Tendonitis is an inflammation of one of the tendons, the soft flexible cords of tissue that connect muscle to bone. Such inflammations can occur as a result of overuse or traumatic injury. Tendonitis can occur anywhere in the body, but most often occurs in joints such as the shoulder, knee, wrist, ankle and elbow.
Causes of Tendonitis
Although tendonitis may occur because of a sudden injury, it is much more frequently the result of repetitive stress. Commonly, the condition occurs when an individual makes repetitive motions almost daily because of occupational or athletic pursuits. Tendonitis more often occurs as individuals age and their tendons become less flexible.
People whose employment involves frequent overhead reaching, vibration, repetitive motions or forceful or awkward positions are also at greater risk. Involvement in certain sports also makes individuals more likely to suffer tendonitis. Participants in baseball, basketball, golf, bowling, swimming, tennis an running are particularly vulnerable. Various forms of tendonitis are sometimes known colloquially by the sports that commonly result in the injuries, such as tennis elbow or pitcher’s shoulder.
Taking prescribed antibiotics in the fluoroquinolone family, such as Cipro and Levaquin, also presents a serious risk of tendon injury for which the FDA now requires a “black box” warning.
Symptoms of Tendonitis
Symptoms of tendonitis include aching pain, tenderness to the touch, and sometimes mild swelling of the area. These symptoms are typically exacerbated by movement.
Diagnosis of Tendonitis
The broad term for these tendon conditions, which include chronic tendinosis as well as tendonitis, is tendinopathy. Particular tendon disorders are diagnosed through physical examination, X-rays and other imaging tests. Since untreated tendonitis can lead to tendinosis, a chronic and degenerative condition, tendonitis that lasts for more than a few days, should be diagnosed and treated promptly.
Treatment of Tendonitis
If tendonitis is severe and leads to the rupture of a tendon, surgical repair may be required. In most cases, however, tendonitis can be successfully treated with rest, medications to reduce pain and inflammation, and physical therapy.

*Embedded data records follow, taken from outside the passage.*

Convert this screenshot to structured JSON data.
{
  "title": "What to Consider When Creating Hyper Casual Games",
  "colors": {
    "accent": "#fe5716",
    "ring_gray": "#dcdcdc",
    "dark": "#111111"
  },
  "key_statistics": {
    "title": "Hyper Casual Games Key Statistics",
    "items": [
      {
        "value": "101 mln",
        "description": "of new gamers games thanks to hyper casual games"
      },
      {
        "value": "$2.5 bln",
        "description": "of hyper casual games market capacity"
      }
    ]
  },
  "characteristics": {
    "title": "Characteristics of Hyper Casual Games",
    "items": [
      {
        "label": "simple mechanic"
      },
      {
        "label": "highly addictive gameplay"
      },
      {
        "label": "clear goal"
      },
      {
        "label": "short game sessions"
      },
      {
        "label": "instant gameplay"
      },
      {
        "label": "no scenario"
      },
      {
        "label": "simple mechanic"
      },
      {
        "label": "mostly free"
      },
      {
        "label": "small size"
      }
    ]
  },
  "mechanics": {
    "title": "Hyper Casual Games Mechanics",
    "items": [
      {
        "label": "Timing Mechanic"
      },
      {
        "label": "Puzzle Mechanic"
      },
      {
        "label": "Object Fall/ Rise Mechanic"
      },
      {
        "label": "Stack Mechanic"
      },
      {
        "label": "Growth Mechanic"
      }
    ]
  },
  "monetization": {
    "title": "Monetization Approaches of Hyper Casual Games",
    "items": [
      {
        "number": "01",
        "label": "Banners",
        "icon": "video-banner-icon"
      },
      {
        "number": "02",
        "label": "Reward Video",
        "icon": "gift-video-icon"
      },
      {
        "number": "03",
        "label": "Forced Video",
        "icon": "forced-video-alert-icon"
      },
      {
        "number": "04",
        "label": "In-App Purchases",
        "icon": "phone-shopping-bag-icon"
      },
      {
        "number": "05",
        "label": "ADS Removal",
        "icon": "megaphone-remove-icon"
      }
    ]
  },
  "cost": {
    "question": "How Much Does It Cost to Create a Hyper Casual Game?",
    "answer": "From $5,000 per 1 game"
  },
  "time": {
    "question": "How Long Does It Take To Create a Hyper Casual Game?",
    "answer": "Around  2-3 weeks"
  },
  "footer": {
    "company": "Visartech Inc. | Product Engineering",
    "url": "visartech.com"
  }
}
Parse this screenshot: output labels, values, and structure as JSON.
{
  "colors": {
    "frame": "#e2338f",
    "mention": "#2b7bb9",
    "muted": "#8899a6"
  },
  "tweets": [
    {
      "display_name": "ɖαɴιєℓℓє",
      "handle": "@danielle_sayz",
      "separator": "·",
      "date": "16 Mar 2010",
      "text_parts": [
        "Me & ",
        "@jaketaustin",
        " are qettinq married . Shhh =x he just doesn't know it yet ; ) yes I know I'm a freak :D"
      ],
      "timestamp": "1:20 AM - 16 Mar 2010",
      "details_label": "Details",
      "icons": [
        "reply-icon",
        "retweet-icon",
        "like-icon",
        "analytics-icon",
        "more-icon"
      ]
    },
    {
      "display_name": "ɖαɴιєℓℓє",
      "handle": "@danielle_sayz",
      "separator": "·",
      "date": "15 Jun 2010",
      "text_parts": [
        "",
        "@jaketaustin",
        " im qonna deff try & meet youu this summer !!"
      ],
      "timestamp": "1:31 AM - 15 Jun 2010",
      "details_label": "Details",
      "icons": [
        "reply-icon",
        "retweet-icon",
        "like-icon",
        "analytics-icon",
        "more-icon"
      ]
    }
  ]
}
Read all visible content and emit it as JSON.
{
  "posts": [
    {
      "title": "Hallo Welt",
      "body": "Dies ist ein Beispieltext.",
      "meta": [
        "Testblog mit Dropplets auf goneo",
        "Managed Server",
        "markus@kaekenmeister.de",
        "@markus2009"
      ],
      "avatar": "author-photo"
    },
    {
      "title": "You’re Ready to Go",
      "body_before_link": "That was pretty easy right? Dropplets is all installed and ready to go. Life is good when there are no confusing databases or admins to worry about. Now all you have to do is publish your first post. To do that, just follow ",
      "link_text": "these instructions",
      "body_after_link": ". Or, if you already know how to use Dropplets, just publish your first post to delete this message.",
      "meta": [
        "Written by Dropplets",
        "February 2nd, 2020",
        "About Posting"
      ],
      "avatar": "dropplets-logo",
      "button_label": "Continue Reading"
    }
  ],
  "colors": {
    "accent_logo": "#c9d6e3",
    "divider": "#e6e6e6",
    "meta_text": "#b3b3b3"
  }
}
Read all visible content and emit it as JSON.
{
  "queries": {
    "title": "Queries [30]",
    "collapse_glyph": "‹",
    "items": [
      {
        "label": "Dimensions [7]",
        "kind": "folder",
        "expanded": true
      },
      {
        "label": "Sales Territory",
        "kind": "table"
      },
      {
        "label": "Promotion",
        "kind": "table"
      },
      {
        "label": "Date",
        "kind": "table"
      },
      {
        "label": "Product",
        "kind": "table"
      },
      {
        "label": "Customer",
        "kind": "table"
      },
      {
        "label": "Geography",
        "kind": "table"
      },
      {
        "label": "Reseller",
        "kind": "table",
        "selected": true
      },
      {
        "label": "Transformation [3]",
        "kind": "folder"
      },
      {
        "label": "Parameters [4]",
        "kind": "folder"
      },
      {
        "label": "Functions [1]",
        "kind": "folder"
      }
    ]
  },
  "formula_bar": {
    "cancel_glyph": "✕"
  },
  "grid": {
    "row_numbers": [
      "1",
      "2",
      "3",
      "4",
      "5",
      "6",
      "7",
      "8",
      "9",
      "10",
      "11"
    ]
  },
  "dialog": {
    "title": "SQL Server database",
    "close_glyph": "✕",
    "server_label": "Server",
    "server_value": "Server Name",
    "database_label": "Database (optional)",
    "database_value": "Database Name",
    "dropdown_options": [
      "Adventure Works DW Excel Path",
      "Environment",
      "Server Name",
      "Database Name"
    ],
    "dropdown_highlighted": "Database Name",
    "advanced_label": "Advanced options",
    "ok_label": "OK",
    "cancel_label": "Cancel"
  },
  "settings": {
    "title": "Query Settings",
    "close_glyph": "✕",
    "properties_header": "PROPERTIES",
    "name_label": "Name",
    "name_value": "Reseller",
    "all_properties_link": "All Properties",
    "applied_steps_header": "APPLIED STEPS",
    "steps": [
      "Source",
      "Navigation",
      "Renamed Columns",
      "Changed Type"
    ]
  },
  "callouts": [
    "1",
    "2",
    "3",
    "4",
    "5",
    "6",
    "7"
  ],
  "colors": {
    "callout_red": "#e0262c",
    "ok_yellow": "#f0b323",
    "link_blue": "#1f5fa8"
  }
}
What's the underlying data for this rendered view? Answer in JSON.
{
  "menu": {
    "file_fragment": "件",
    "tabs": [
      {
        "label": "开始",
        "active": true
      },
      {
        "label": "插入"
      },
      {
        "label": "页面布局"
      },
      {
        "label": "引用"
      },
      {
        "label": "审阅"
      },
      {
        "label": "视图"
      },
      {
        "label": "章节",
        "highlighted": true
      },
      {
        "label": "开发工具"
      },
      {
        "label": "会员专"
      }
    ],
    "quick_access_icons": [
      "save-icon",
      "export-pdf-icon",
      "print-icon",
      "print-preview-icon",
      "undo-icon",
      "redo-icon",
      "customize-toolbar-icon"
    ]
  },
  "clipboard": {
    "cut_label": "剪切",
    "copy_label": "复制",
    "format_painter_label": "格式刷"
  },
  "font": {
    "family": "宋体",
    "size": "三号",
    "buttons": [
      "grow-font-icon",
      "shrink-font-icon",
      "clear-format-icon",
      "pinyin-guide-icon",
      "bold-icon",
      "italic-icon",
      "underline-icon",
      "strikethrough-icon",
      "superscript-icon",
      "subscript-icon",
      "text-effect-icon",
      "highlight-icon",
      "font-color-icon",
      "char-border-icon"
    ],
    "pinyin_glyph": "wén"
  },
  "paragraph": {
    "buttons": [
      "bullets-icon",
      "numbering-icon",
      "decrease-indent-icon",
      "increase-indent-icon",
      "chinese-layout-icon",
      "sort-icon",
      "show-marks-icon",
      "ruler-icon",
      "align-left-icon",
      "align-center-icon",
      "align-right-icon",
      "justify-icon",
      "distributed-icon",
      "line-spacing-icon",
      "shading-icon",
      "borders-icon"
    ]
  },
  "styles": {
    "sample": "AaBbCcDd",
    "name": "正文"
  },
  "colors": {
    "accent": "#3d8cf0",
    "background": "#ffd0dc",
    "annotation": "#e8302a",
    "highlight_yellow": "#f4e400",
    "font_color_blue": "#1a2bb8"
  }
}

Physical therapists, in addition to helping patients strengthen their muscles and stretch to increase flexibility, are often helpful in guiding patients to more efficient movement patterns so they can avoid stressing joints and tendons in the future. Exercises to assist contraction while simultaneously stretching the muscle (eccentric stretches) have been demonstrated to be especially effective in treating muscle-tendon inflammation.